Early April: Raising money from friends and family
‘We just raised a seed round from friends and family. It allows us to raise and play as we go, which is helpful. Ideally I’d like to raise from legitimate investors, but we have to get traction first.
‘Friends and family sometimes don’t completely understand the game that they’re entering. They love you, they think you’re the smartest thing ever – but you have to tell them that it may not work out, that it’s a risk. I don’t want to let them down. Their love and adoration helps, because if you fail, it’s not as though they are going to love you any less. But then the pressure comes because it’s like: OK, now we have the money, it’s time to deliver.’
Late April: Turning down a big opportunity
‘One of the top venture capital firms in the US tells one of our investors that they’re interested in what we’re doing. It’s really exciting and more proof that we’re on the right track. They want to meet, but I tell my investor to wait for now – we need a bit of time because first impressions are important and I don’t want to mess up our first meeting. It was a tough decision to make because all founders like me are looking for a win, even if it’s a small one, to give us that extra boost we need. After all, what we’re doing is daunting: there’s no manager telling us what a good job we did this week. Having that conversation with the investor would have been a huge win for all of us, but it would have been a short-term win and we’re not in the short-term game. I want to be here for the long term.’
May: Letting someone go
‘A difficult thing takes place: I have to let someone go. We thought we had found someone who aligned with our mission, but it turns out they were only aligned with our mission and not our idea. As a result, we spent a year arguing over product goals. I feel like a failure because I was the one who pushed to bring them on. That person wasn't a great fit for our business, although that has nothing to do with him personally.
‘I told him that if I were an investor, I would invest in his ideas. But I’m not an investor – I’m a founder of this company and what he wanted to build didn’t align with what I and the rest of my team wanted to build. Afterwards, I have one of my best weeks in terms of happiness and productivity. I feel free and we can focus now. The team feels more aligned, as though much of the stress is gone. We were all coming to our weekly meetings with a lot of stress because we were afraid of what the meeting was going to be like.’
June: Landing on the product
‘We have our product, the app, but we’ve been going back and forth on what the direction should be. Is this 80% of the idea? Is it 30%? Is it 200%? We’ve been struggling with that for the past year. We end up arriving at the idea, which is really exciting – it’s amazing because we finally get it. I realize that we needed to go through this past year to get there. Where we landed follows the same thesis of where we started, but we had been derailed. We’ve learnt a lot more about why this is the right move. Before it was a hunch; now we have proof because we’ve been testing it – we’ve been talking to people. We saw what was working and what wasn’t.’

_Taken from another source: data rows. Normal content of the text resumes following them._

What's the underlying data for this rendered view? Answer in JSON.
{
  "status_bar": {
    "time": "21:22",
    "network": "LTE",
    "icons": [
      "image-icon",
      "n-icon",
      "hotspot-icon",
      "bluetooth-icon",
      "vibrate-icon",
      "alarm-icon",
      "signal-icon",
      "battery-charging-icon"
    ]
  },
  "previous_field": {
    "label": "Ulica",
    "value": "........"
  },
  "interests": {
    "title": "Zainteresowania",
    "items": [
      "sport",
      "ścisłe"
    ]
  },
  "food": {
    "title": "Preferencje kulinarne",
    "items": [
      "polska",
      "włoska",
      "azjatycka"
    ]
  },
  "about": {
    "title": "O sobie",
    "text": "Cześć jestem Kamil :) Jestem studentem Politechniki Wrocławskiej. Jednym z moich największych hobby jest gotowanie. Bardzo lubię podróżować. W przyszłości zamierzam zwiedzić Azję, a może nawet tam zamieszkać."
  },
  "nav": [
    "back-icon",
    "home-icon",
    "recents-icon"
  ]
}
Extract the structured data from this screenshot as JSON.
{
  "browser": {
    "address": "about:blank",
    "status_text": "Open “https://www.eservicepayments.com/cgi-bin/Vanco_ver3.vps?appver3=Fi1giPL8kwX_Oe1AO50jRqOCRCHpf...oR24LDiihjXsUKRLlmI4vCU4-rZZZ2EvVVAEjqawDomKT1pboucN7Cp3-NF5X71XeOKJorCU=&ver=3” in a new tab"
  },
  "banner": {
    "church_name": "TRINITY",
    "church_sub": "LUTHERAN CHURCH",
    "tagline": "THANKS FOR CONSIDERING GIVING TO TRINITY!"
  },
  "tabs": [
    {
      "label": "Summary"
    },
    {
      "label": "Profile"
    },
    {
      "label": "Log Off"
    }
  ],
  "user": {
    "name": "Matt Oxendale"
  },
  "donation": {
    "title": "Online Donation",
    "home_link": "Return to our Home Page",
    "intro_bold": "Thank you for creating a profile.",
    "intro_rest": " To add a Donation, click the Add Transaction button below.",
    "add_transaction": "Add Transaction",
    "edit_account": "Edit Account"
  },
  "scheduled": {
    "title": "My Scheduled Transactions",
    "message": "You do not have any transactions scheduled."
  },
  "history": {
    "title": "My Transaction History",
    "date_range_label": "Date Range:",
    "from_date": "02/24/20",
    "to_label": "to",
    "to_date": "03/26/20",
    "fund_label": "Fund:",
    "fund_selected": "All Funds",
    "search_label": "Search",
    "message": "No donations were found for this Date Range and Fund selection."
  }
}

June: Co-founder tensions
‘I have to have a difficult discussion with my co-founder. We’ve had to make some big pivots in the past year as she wants to use some of our old concepts while I want to start from scratch – I’m a start-over kind of guy. It’s a bit like a relationship because if you’re going to move forwards, you have to start afresh.
‘There’s some tension because there’s a stalemate and I have to be the asshole for a couple of days. It’s something I’m struggling with in terms of my identity because, whether we like it or not, productive assholes get shit done. I don’t want to be that person, but we can’t both be building something from scratch and also be nice. The reason that the Fresh Fund exists is because black founders don’t get the same opportunities.
‘If I’m really particular about the vision, I have to stick to it but I’m learning that I don’t need to be the asshole all the time. You have to choose where it matters. We end up following my lead and doing it all over again. I think she realizes the benefits.’
A public-facing role
‘I make a short film for Courier. People love it. I get more than 100 comments on my Instagram and people who I’ve never met before are messaging me every week and asking for updates. It’s really cool to see. It’s almost like being a public servant – as though my constituents are, like, “Hey, when is the next thing going to be passed?” You almost feel as though you’re a politician in a way, because you can’t tell them the full truth.’
This article was first published in Courier issue 42, August/September 2021. To purchase the issue or become a subscriber, head to our webshop.